The news about Sharon affected Dr. Darrow so deeply that he began planning a mission trip to Kenya. His goal was to find some helpers and donations of rabies vaccine, and then vaccinate as many dogs, cats and donkeys for rabies as they could. And last January, it happened. Named Sharon’s Project, after that little girl, he and his helpers vaccinated 14,997 dogs, almost 2000 cats and 600 donkeys in areas where no one has enough money for their own health care, much less vet care for their animals. People in remote villages swarmed to the vaccination sites with their pets and any strays they could gather, for rabies deaths in that country are far too common.
For Dr. Darrow’s second trip, coming up in January, Merck Labs has already promised to donate 90,000 doses of rabies vaccine. And now, he dreams of finding a way to fund and set up a medical clinic for the villagers in the area.
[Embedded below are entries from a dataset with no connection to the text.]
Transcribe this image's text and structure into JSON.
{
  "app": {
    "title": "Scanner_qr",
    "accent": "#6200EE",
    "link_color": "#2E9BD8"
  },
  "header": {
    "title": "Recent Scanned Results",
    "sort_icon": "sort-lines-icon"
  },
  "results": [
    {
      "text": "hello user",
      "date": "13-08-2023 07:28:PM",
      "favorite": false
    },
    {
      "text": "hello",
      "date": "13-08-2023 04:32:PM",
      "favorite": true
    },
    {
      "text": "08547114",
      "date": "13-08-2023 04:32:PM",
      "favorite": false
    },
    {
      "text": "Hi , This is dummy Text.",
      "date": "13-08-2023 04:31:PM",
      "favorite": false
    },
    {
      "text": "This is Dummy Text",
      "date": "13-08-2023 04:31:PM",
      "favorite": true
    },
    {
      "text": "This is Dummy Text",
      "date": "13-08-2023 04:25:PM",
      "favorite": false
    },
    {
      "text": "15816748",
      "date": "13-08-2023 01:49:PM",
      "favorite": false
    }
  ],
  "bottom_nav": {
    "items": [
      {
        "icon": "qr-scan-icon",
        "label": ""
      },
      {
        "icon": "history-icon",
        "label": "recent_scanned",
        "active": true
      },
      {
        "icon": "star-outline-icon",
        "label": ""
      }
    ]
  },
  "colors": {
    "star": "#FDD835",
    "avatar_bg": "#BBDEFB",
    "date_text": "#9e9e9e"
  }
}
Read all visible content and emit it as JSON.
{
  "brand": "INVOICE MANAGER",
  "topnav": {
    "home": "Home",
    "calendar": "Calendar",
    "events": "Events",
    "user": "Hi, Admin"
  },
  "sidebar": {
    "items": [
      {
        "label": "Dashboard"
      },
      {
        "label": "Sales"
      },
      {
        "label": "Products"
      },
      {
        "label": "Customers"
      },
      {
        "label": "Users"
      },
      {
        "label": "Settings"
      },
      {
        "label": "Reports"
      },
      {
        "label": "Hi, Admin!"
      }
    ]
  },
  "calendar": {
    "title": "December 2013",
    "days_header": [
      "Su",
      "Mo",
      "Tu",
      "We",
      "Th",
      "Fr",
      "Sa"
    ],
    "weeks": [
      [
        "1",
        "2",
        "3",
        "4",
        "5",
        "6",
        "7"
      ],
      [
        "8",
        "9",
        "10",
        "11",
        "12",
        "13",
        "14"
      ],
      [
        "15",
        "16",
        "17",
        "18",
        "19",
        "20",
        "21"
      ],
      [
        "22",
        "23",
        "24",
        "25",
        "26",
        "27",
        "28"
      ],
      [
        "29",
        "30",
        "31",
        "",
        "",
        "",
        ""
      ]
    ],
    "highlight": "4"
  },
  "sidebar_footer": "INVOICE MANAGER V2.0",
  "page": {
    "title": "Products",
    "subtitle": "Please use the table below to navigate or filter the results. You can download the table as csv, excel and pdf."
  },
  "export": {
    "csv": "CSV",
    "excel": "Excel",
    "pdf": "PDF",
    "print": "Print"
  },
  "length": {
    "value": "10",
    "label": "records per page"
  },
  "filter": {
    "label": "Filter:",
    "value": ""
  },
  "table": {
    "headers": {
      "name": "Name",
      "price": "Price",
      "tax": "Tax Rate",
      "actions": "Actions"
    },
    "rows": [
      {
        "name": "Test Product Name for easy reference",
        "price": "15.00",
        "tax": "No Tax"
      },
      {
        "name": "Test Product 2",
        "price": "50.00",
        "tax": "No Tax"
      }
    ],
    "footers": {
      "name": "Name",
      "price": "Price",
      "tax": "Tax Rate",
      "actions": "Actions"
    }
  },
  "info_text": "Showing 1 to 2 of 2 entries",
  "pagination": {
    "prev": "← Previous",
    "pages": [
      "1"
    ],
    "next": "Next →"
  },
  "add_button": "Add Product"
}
Isn’t it wild how a chance encounter in life can lead to so much more?
When I got home, I wondered if there might be anything on YouTube about the project, and sure enough there is, at http://youtu.be/dQ7lGcP1Pms. Do watch the video….the first couple minutes are of Sharon’s grieving parents and are a little hard to understand, but the statistics and images in the video just took my breath away.
This isn’t some major group spearheading this effort–in fact, the video just had 104 views at the time I am writing this post. Just one man asked himself why even one child had to die from rabies in that country…and the fact that he followed through on his concern is now making such a difference.
Goes to show that when someone says, “I’m just one person–there’s nothing I can do” he is sooooo wrong!